The common lesson relearned from both Montana and Grand Coulee was that quality habitat produces birds. The Montana habitat was abhorrent, while the scablands were characterized largely by native vegetation.

Yuba pinning a hen pheasant on the channeled scablands.

Also noteworthy, the western wildfires may have kept me from the Oregon sage grouse season, but exceptional mourning dove flights on my homestead amidst the smoke were a fair consolation. Finn and Yuba hunted at peak performance, Yuba in particular. Following a second surgery in August to correct hip dysplasia, she now has no hip sockets. I feared her stamina and stability would prove a challenge over the fall, but being freed of crippling arthritis, her exuberance, determination and skill were redefined.
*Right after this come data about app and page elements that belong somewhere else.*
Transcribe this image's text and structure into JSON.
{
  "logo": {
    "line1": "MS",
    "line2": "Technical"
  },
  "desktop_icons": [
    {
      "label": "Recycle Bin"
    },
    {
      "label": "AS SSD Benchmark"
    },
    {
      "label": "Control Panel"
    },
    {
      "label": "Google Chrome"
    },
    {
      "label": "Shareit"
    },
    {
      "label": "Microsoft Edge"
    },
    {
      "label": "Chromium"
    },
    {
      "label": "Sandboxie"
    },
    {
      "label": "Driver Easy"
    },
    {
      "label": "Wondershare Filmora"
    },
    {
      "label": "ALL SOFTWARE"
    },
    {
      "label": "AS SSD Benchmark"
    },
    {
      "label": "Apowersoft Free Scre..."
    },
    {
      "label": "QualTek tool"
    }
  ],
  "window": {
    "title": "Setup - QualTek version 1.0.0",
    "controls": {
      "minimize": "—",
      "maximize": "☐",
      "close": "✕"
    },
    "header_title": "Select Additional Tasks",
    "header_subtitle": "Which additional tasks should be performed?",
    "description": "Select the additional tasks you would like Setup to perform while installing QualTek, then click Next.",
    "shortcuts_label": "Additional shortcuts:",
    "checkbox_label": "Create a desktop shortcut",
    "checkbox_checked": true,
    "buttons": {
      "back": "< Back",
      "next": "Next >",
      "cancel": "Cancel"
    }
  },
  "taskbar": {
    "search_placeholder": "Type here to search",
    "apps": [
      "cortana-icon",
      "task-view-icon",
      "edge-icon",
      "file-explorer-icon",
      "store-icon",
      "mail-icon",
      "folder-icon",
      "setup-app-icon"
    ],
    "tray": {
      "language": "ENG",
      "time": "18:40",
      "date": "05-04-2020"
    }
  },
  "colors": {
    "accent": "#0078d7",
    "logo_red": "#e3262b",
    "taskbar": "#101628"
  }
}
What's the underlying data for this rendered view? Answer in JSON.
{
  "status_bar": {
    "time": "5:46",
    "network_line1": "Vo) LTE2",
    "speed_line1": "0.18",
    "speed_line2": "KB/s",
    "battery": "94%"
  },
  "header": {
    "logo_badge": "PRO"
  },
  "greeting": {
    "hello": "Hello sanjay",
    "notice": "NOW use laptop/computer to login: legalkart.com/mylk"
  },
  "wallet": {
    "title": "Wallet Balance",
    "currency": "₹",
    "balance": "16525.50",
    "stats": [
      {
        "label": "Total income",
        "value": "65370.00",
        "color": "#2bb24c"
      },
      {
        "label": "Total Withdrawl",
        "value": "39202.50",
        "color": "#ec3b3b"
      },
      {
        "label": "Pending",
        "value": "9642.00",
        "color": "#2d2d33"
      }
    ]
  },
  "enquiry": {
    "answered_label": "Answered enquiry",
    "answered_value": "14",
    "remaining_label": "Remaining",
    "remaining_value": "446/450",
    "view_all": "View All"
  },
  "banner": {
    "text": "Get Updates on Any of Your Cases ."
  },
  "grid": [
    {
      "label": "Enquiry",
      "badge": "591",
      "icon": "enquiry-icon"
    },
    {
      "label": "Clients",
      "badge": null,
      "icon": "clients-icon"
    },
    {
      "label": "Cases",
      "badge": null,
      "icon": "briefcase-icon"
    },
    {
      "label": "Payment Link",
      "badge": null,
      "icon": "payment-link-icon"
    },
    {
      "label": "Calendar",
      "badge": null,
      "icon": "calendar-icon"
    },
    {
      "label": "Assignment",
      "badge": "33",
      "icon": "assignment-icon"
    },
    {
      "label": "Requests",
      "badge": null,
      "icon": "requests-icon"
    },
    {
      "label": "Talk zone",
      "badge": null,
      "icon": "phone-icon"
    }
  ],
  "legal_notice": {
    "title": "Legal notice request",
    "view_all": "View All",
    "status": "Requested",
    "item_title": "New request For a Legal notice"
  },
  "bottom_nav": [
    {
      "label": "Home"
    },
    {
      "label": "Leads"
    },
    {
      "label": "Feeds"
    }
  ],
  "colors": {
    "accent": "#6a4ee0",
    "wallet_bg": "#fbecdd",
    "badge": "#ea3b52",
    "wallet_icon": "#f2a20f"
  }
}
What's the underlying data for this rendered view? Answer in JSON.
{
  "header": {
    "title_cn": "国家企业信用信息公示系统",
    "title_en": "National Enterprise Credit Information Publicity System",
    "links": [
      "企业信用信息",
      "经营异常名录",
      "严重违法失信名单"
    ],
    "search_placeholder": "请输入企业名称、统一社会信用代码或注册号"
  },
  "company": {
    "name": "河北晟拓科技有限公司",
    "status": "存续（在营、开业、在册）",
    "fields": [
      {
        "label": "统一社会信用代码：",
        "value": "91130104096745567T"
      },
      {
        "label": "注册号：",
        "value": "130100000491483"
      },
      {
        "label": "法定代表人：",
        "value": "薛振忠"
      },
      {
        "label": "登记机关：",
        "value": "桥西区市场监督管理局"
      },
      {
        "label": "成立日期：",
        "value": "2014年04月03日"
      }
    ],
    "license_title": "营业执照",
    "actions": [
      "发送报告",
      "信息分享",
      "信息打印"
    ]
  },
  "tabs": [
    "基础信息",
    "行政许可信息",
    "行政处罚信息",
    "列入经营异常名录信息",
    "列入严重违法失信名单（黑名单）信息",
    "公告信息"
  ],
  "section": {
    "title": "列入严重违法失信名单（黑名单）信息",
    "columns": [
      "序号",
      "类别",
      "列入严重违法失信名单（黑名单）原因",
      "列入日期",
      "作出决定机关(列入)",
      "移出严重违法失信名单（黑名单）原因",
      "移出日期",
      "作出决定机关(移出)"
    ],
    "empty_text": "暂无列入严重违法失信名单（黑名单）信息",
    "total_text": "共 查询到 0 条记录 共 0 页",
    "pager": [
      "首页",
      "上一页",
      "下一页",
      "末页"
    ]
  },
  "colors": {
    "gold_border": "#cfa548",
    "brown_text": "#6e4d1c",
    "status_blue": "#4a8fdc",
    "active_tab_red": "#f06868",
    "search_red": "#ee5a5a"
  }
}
Yuba’s pheasant savvy comes as a result of passion and drive that have helped hone her skills over the years. I lost count of her finds this past season, and the tenacity in which she pursued downed birds was an inspiring spectacle.

Taking another pull, the sweet aroma triggered further memories. The time has past to hang up the vest, stow the side-by-side, and box the pipe for another grueling nine months of anticipation. And, as always, it was done with a pang of regret, yet a sigh of relief.

Season’s end signals a close to the crack-of-dawn, frozen finger mornings, and cutting, combing and plucking a thousand invasive weed burrs from the notoriously tangly setter coats. It also brings halt to the sight of high-tailed points beneath the golden rays of the crepuscular hours, and the rush of wings against crackling grasses and shrub limbs.

My girls and I are getting no younger. The same can be said for my upland brethren. And to me, a picture is worth 1,000 birds. It’s going to be a long wait for September. May the memories of the stellar days afield, and time spent toting the scattergun with friends and family, simply following the dogs and admiring the splendor of the uplands, see us through to the early 2021 grouse season.

An exceptional performance by Yuba landed a couple well-earned roosters in the bag.